* _Task goal_
Give back all of the data exactly.
——————
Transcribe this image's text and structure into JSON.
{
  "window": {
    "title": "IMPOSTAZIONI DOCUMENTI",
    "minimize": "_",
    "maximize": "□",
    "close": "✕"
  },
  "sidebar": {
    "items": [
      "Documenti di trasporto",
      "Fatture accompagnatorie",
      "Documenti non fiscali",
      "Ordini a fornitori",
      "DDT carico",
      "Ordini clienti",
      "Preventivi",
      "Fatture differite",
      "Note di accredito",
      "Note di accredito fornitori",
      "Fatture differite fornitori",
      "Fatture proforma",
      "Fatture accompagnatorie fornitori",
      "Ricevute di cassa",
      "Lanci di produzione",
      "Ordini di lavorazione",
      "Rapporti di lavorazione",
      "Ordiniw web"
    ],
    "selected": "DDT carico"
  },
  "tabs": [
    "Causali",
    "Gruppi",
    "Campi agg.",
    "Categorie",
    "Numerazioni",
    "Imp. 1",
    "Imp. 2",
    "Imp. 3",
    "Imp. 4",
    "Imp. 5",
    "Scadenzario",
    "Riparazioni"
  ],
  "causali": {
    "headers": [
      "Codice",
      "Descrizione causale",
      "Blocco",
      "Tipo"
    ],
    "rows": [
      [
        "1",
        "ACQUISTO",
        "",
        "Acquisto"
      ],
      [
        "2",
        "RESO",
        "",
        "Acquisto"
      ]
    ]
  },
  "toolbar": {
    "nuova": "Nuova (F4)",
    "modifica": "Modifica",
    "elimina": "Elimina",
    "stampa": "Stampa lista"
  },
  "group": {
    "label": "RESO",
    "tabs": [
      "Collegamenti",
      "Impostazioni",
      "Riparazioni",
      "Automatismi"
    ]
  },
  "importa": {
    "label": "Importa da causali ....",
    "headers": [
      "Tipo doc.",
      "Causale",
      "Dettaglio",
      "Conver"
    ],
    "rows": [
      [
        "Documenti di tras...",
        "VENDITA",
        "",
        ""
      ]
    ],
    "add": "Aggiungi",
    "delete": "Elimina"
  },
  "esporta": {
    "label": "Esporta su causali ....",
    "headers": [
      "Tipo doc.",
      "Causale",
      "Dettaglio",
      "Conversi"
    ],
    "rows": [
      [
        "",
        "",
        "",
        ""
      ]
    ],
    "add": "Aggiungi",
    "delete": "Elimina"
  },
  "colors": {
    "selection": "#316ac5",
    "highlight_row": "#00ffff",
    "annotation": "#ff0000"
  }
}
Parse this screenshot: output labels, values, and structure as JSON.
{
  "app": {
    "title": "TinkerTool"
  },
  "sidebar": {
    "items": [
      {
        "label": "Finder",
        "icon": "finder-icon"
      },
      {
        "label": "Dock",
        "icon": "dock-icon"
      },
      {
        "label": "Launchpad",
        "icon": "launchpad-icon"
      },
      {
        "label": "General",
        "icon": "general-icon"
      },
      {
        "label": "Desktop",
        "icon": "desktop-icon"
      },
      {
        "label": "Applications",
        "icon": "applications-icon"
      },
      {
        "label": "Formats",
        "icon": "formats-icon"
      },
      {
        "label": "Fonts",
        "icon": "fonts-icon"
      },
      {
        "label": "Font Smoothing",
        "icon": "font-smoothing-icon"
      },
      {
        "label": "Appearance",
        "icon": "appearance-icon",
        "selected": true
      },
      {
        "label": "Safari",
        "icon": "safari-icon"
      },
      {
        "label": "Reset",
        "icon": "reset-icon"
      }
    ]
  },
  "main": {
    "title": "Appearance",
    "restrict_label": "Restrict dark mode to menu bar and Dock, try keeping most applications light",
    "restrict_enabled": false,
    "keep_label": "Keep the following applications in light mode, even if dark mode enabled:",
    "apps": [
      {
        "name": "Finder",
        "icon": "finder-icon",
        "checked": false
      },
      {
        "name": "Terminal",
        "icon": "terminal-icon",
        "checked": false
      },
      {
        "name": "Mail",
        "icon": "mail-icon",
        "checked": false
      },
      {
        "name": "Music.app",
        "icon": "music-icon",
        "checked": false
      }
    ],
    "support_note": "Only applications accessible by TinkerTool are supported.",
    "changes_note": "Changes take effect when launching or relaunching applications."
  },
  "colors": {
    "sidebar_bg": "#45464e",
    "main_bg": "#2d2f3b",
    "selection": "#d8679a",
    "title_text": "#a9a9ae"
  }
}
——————
* _Solved exercise_
Transcribe this image's text and structure into JSON.
{
  "window": {
    "title": "IMPOSTAZIONI DOCUMENTI",
    "minimize": "_",
    "maximize": "□",
    "close": "✕"
  },
  "sidebar": {
    "items": [
      "Documenti di trasporto",
      "Fatture accompagnatorie",
      "Documenti non fiscali",
      "Ordini a fornitori",
      "DDT carico",
      "Ordini clienti",
      "Preventivi",
      "Fatture differite",
      "Note di accredito",
      "Note di accredito fornitori",
      "Fatture differite fornitori",
      "Fatture proforma",
      "Fatture accompagnatorie fornitori",
      "Ricevute di cassa",
      "Lanci di produzione",
      "Ordini di lavorazione",
      "Rapporti di lavorazione",
      "Ordiniw web"
    ],
    "selected": "DDT carico"
  },
  "tabs": [
    "Causali",
    "Gruppi",
    "Campi agg.",
    "Categorie",
    "Numerazioni",
    "Imp. 1",
    "Imp. 2",
    "Imp. 3",
    "Imp. 4",
    "Imp. 5",
    "Scadenzario",
    "Riparazioni"
  ],
  "causali": {
    "headers": [
      "Codice",
      "Descrizione causale",
      "Blocco",
      "Tipo"
    ],
    "rows": [
      [
        "1",
        "ACQUISTO",
        "",
        "Acquisto"
      ],
      [
        "2",
        "RESO",
        "",
        "Acquisto"
      ]
    ]
  },
  "toolbar": {
    "nuova": "Nuova (F4)",
    "modifica": "Modifica",
    "elimina": "Elimina",
    "stampa": "Stampa lista"
  },
  "group": {
    "label": "RESO",
    "tabs": [
      "Collegamenti",
      "Impostazioni",
      "Riparazioni",
      "Automatismi"
    ]
  },
  "importa": {
    "label": "Importa da causali ....",
    "headers": [
      "Tipo doc.",
      "Causale",
      "Dettaglio",
      "Conver"
    ],
    "rows": [
      [
        "Documenti di tras...",
        "VENDITA",
        "",
        ""
      ]
    ],
    "add": "Aggiungi",
    "delete": "Elimina"
  },
  "esporta": {
    "label": "Esporta su causali ....",
    "headers": [
      "Tipo doc.",
      "Causale",
      "Dettaglio",
      "Conversi"
    ],
    "rows": [
      [
        "",
        "",
        "",
        ""
      ]
    ],
    "add": "Aggiungi",
    "delete": "Elimina"
  },
  "colors": {
    "selection": "#316ac5",
    "highlight_row": "#00ffff",
    "annotation": "#ff0000"
  }
}
Parse this screenshot: output labels, values, and structure as JSON.
{
  "app": {
    "title": "TinkerTool"
  },
  "sidebar": {
    "items": [
      {
        "label": "Finder",
        "icon": "finder-icon"
      },
      {
        "label": "Dock",
        "icon": "dock-icon"
      },
      {
        "label": "Launchpad",
        "icon": "launchpad-icon"
      },
      {
        "label": "General",
        "icon": "general-icon"
      },
      {
        "label": "Desktop",
        "icon": "desktop-icon"
      },
      {
        "label": "Applications",
        "icon": "applications-icon"
      },
      {
        "label": "Formats",
        "icon": "formats-icon"
      },
      {
        "label": "Fonts",
        "icon": "fonts-icon"
      },
      {
        "label": "Font Smoothing",
        "icon": "font-smoothing-icon"
      },
      {
        "label": "Appearance",
        "icon": "appearance-icon",
        "selected": true
      },
      {
        "label": "Safari",
        "icon": "safari-icon"
      },
      {
        "label": "Reset",
        "icon": "reset-icon"
      }
    ]
  },
  "main": {
    "title": "Appearance",
    "restrict_label": "Restrict dark mode to menu bar and Dock, try keeping most applications light",
    "restrict_enabled": false,
    "keep_label": "Keep the following applications in light mode, even if dark mode enabled:",
    "apps": [
      {
        "name": "Finder",
        "icon": "finder-icon",
        "checked": false
      },
      {
        "name": "Terminal",
        "icon": "terminal-icon",
        "checked": false
      },
      {
        "name": "Mail",
        "icon": "mail-icon",
        "checked": false
      },
      {
        "name": "Music.app",
        "icon": "music-icon",
        "checked": false
      }
    ],
    "support_note": "Only applications accessible by TinkerTool are supported.",
    "changes_note": "Changes take effect when launching or relaunching applications."
  },
  "colors": {
    "sidebar_bg": "#45464e",
    "main_bg": "#2d2f3b",
    "selection": "#d8679a",
    "title_text": "#a9a9ae"
  }
}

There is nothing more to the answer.